The following images are an attempt to illustrate the preceding comment and show the angular coverage (FoV) of the Nikon 10.5mm f2.8 G ED and Sigma 10-20mm f4-5.6 EX DC HSM lenses in “portrait” orientation across the width at the centre. The angular coverage (FoV) of course increases as we move up and down from the central axis.
The Sigma 10-20mm f4-5.6 EX DC HSM lens has an Entrance Pupil at a point for a given focal length (e.g. @ 10mm as used in the figures above). This means that the panohead can be set up so that the No Parallax Point (point of rotation) is the same whether 6 images horizontally are recorded at 60° intervals or 8 images at 45° intervals. The diagrams also show the limited overlap with only 6 images @ 60°
The Nikon 10.5mm f2.8 G ED fisheye lens has an infinite number of points and the point at which the rays entering the lens at 30° from the principal ray (60° separation) is slightly further back from the front of the lens than the point at which the rays entering the lens at 22.5° from the principal ray (45° separation) so the No Parallax Point varies with the number of directions required for the 360° panorama.
Michel Thoby has introduced a more accurate term for our “point of interest”, the Least Parallax Point (LPP). As this refers to a single point where the parallax is a minimum this is the point around which the images are rotated.
The panohead I currently use to make Spherical Panoramas is called a Nodal Ninja so the point around which the camera and lens system rotes in space could be referred to as the Nodal Ninja Point (NNP). This is a true point, so we have a term that is accurate. However, there are a myriad of panoheads available to us so users of other makes, or home made ones, would rightly object to the use of this term, so lets abbreviate it to Nodal Point!

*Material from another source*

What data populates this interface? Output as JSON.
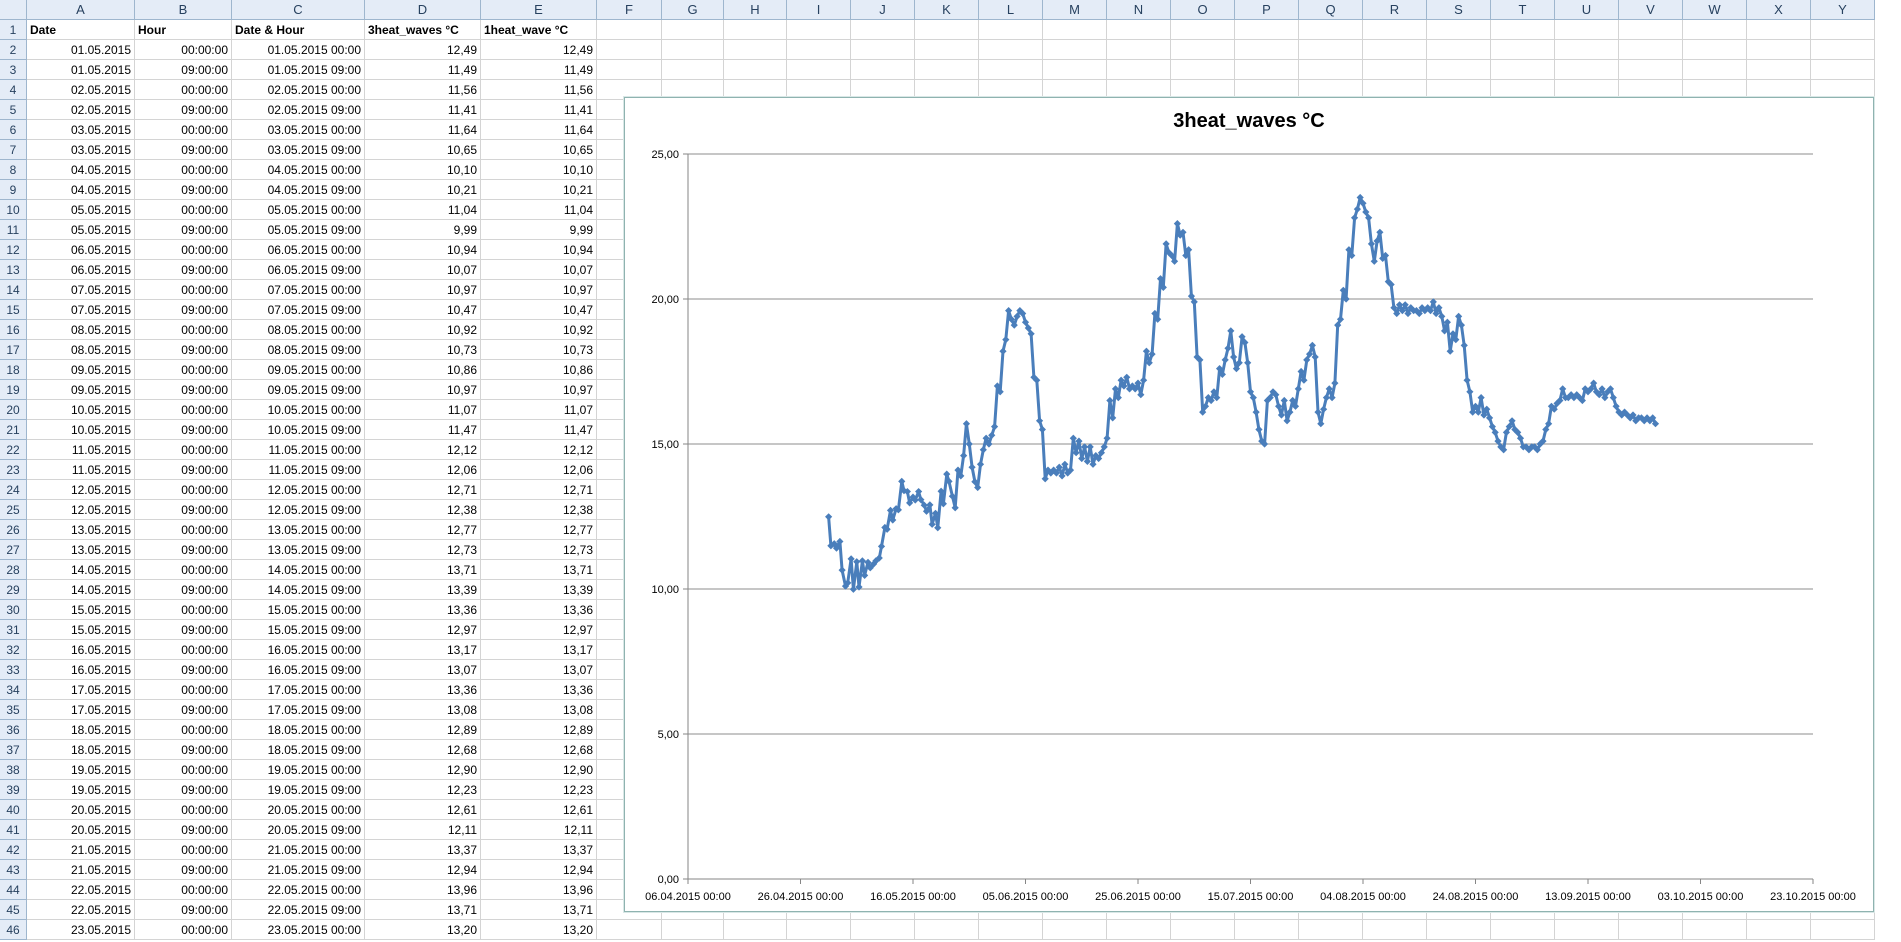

The photograph of the Wild P30 Photo Theodolite is reproduced with the kind permission of the Virtual Museum of the UNSW Surveying Instrument Collection.